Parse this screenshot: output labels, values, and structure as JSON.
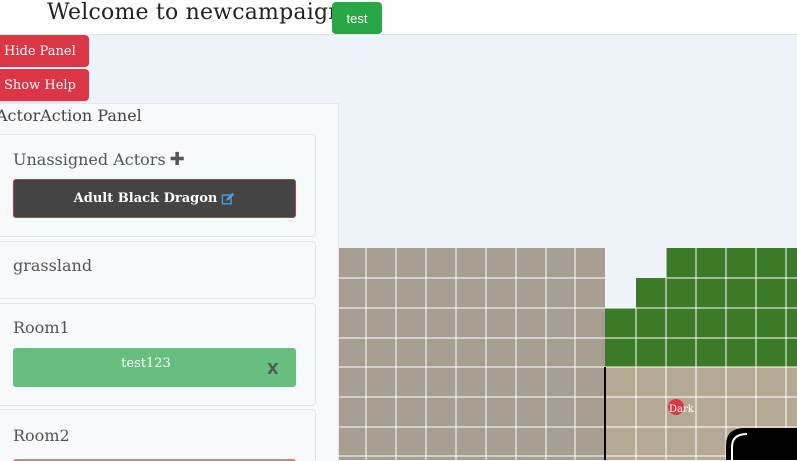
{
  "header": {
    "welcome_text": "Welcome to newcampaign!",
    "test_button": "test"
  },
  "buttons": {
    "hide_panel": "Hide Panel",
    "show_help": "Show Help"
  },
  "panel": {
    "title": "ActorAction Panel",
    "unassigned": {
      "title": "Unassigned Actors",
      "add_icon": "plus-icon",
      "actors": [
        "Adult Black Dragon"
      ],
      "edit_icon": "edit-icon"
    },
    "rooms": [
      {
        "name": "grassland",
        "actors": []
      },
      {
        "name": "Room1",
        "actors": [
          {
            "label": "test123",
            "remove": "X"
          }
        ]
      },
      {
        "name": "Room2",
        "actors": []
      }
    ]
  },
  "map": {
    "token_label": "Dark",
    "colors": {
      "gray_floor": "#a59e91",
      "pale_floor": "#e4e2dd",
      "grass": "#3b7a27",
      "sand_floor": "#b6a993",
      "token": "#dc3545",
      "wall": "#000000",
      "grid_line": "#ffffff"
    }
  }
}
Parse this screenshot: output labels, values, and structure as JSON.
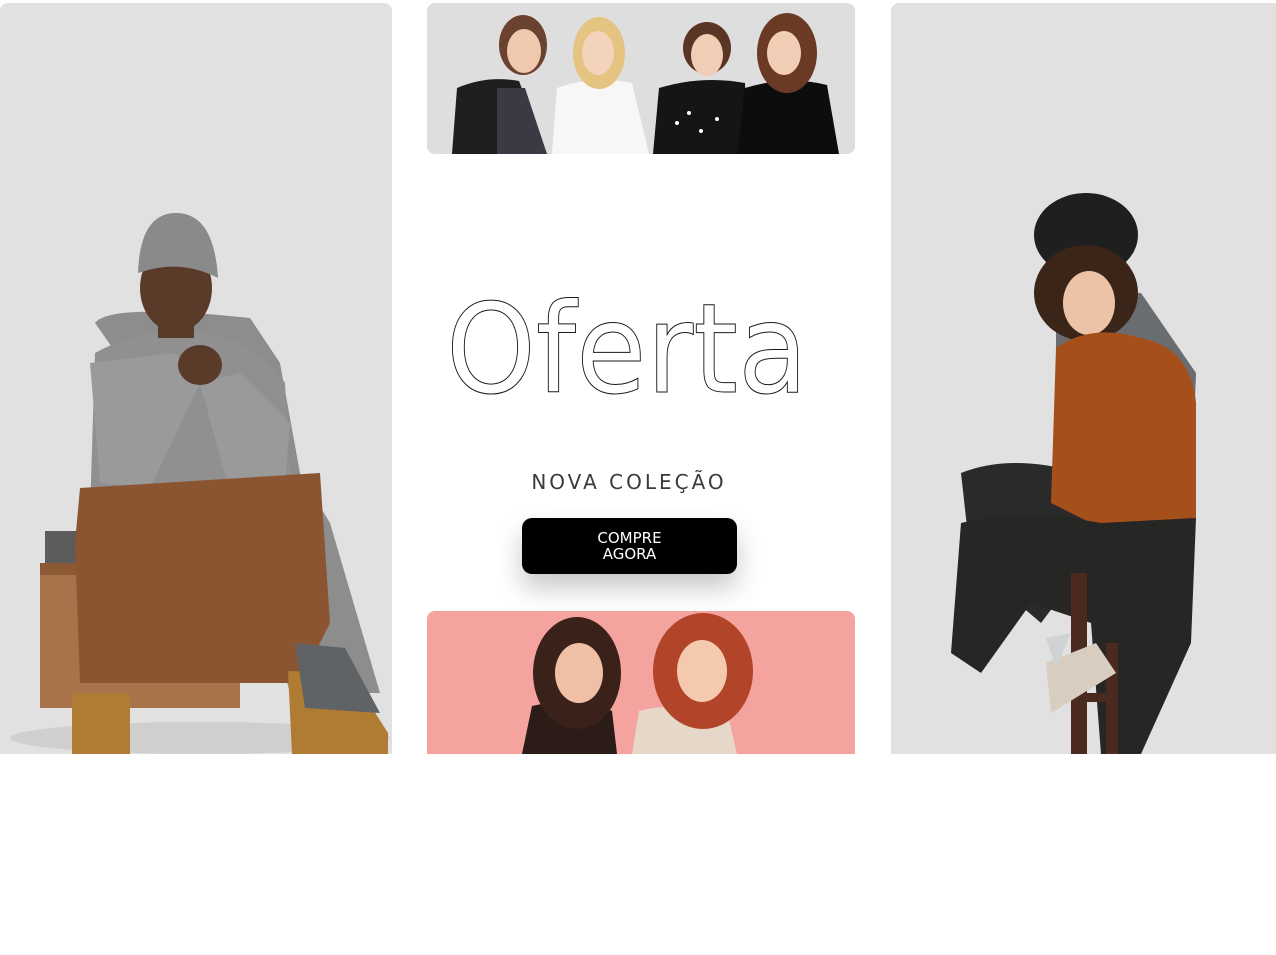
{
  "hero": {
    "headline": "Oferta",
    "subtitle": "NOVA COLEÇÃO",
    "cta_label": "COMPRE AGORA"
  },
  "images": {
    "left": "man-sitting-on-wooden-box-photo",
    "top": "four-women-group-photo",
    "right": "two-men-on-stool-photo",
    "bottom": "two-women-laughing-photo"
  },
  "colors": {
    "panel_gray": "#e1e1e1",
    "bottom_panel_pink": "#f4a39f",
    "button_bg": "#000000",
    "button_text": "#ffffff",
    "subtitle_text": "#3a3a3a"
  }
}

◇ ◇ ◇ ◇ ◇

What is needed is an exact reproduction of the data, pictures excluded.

> _Written response_:
Parse this screenshot: output labels, values, and structure as JSON.
{
  "header": {
    "welcome_text": "Welcome to newcampaign!",
    "test_button": "test"
  },
  "buttons": {
    "hide_panel": "Hide Panel",
    "show_help": "Show Help"
  },
  "panel": {
    "title": "ActorAction Panel",
    "unassigned": {
      "title": "Unassigned Actors",
      "add_icon": "plus-icon",
      "actors": [
        "Adult Black Dragon"
      ],
      "edit_icon": "edit-icon"
    },
    "rooms": [
      {
        "name": "grassland",
        "actors": []
      },
      {
        "name": "Room1",
        "actors": [
          {
            "label": "test123",
            "remove": "X"
          }
        ]
      },
      {
        "name": "Room2",
        "actors": []
      }
    ]
  },
  "map": {
    "token_label": "Dark",
    "colors": {
      "gray_floor": "#a59e91",
      "pale_floor": "#e4e2dd",
      "grass": "#3b7a27",
      "sand_floor": "#b6a993",
      "token": "#dc3545",
      "wall": "#000000",
      "grid_line": "#ffffff"
    }
  }
}
Parse this screenshot: output labels, values, and structure as JSON.
{
  "hero": {
    "headline": "Oferta",
    "subtitle": "NOVA COLEÇÃO",
    "cta_label": "COMPRE AGORA"
  },
  "images": {
    "left": "man-sitting-on-wooden-box-photo",
    "top": "four-women-group-photo",
    "right": "two-men-on-stool-photo",
    "bottom": "two-women-laughing-photo"
  },
  "colors": {
    "panel_gray": "#e1e1e1",
    "bottom_panel_pink": "#f4a39f",
    "button_bg": "#000000",
    "button_text": "#ffffff",
    "subtitle_text": "#3a3a3a"
  }
}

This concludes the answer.